Memento mori: remember you must die.

His father had told him, before he was old enough to understand what it meant.
Sherlock always thought it sounded lovely. Latin was like that.
The way the sounds flowed over one another.
It was like music.

When he was old enough to find out what it meant, it didn't lose any of the beauty or appeal.
He often wondered why Latin was a dead language. It was so pretty.
So he kept the phrase close to his heart.
Lived by it.

Sherlock forgot that life was about balance, about light and dark, life and death.
He was shocked to find the other half of his motto.
It sounded just as pretty.
He loved it.


Memento vivere: remember to live.

John loved it.
He'd first read it in university.
Latin was all over medical textbooks, and he'd become intrigued.
Other Latin phrases appealed to him, and this one was no exception. Perfect for the doctor.
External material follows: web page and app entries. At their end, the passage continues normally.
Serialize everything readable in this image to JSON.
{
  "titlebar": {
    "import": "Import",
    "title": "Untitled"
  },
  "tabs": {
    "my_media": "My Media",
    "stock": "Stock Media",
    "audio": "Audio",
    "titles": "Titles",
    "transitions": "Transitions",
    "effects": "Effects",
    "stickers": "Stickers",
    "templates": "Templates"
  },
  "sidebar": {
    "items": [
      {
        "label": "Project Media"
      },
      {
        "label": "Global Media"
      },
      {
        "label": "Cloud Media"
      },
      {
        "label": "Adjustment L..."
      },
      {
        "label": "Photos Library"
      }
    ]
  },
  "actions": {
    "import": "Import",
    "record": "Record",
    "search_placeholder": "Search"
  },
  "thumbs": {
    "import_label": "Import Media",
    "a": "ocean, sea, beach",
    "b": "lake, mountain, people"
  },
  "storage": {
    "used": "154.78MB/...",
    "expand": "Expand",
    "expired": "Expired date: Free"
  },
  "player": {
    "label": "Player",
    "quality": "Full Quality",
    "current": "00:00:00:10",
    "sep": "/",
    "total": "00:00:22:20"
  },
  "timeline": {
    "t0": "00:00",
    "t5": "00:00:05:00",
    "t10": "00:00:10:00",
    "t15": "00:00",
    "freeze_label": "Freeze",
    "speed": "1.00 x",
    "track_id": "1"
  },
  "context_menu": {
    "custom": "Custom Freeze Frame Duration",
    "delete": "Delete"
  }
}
He was shot.
It reminded him why he lived by it. (Then made him forget.)
When he came home, he couldn't listen to it. Couldn't remember why he had.
How was he supposed to remember to live when death was always waiting in the wings?

Life wasn't alone.
Death always travelled close behind.
When John met Sherlock, they both found the perfect balance of the two.
Sherlock reminded him that they'd have to die, and John reminded him not to forget to live first.